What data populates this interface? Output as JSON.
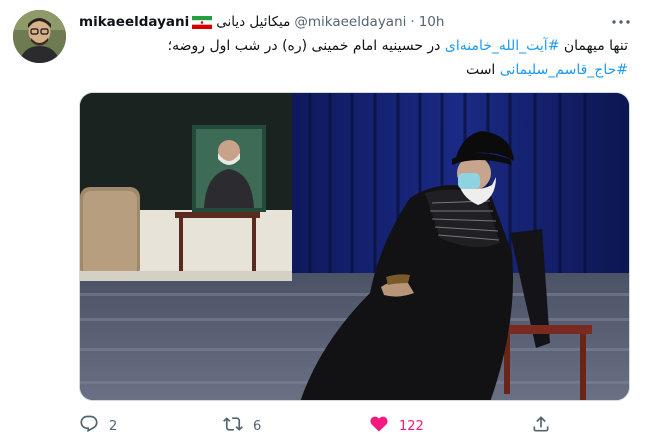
{
  "tweet": {
    "author": {
      "display_name": "mikaeeldayani",
      "display_name_fa": "میکائیل دیانی",
      "flag_icon": "iran-flag",
      "handle": "@mikaeeldayani",
      "separator": "·",
      "time": "10h"
    },
    "text": {
      "line1_prefix": "تنها میهمان ",
      "hashtag1": "#آیت_الله_خامنه‌ای",
      "line1_suffix": " در حسینیه امام خمینی (ره) در شب اول روضه؛",
      "hashtag2": "#حاج_قاسم_سلیمانی",
      "line2_suffix": " است"
    },
    "actions": {
      "reply_count": "2",
      "retweet_count": "6",
      "like_count": "122"
    },
    "colors": {
      "link": "#1d9bf0",
      "secondary": "#536471",
      "like": "#f91880"
    }
  }
}
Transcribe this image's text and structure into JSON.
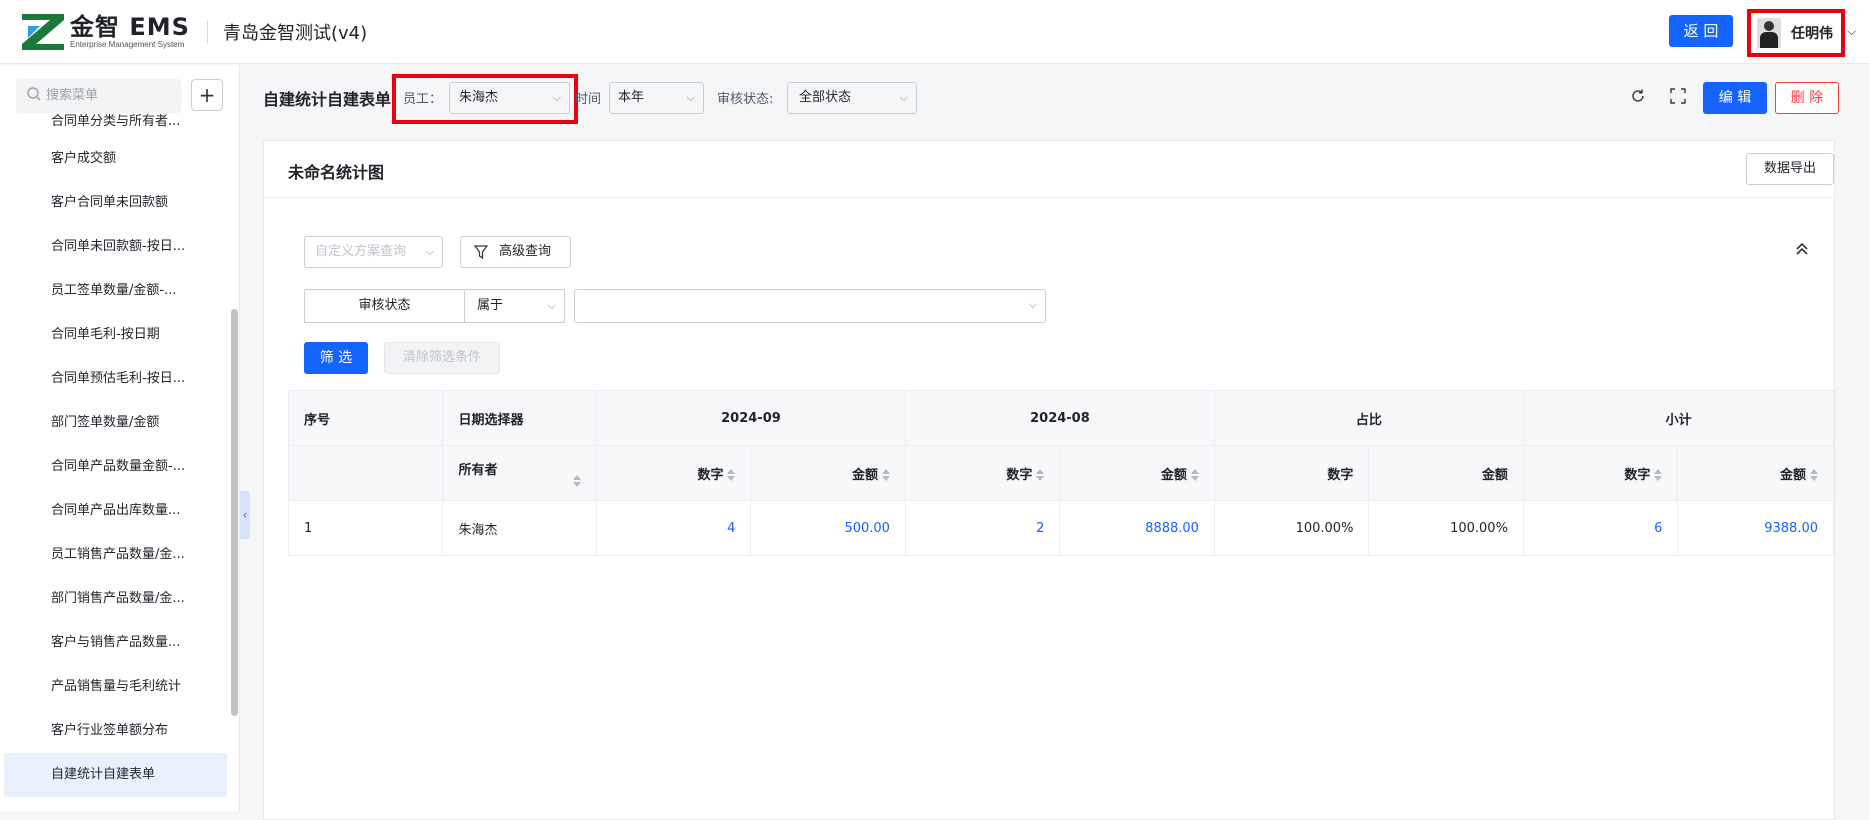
{
  "app": {
    "logo_text": "金智 EMS",
    "logo_sub": "Enterprise Management System",
    "company": "青岛金智测试(v4)",
    "back_label": "返 回",
    "user_name": "任明伟"
  },
  "sidebar": {
    "search_placeholder": "搜索菜单",
    "items": [
      "合同单分类与所有者...",
      "客户成交额",
      "客户合同单未回款额",
      "合同单未回款额-按日...",
      "员工签单数量/金额-...",
      "合同单毛利-按日期",
      "合同单预估毛利-按日...",
      "部门签单数量/金额",
      "合同单产品数量金额-...",
      "合同单产品出库数量...",
      "员工销售产品数量/金...",
      "部门销售产品数量/金...",
      "客户与销售产品数量...",
      "产品销售量与毛利统计",
      "客户行业签单额分布",
      "自建统计自建表单"
    ],
    "active_index": 15
  },
  "toolbar": {
    "page_title": "自建统计自建表单",
    "employee_label": "员工：",
    "employee_value": "朱海杰",
    "time_label": "时间",
    "time_value": "本年",
    "audit_label": "审核状态:",
    "audit_value": "全部状态",
    "edit_label": "编 辑",
    "delete_label": "删 除"
  },
  "card": {
    "title": "未命名统计图",
    "export_label": "数据导出",
    "scheme_placeholder": "自定义方案查询",
    "advanced_label": "高级查询",
    "condition_field": "审核状态",
    "condition_op": "属于",
    "condition_value": "",
    "apply_label": "筛 选",
    "clear_label": "清除筛选条件"
  },
  "table": {
    "group_headers": {
      "seq": "序号",
      "date_picker": "日期选择器",
      "col1": "2024-09",
      "col2": "2024-08",
      "col3": "占比",
      "col4": "小计"
    },
    "sub_headers": {
      "owner": "所有者",
      "num": "数字",
      "amount": "金额"
    },
    "rows": [
      {
        "seq": "1",
        "owner": "朱海杰",
        "sep_num": "4",
        "sep_amount": "500.00",
        "aug_num": "2",
        "aug_amount": "8888.00",
        "ratio_num": "100.00%",
        "ratio_amount": "100.00%",
        "sub_num": "6",
        "sub_amount": "9388.00"
      }
    ]
  },
  "colors": {
    "primary": "#1664ff",
    "danger": "#f53f3f",
    "highlight_box": "#e60012"
  }
}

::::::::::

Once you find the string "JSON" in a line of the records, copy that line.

* **SOLUTION TO THE PROBLEM**
What data populates this interface? Output as JSON.
Transcribe this image's text and structure into JSON.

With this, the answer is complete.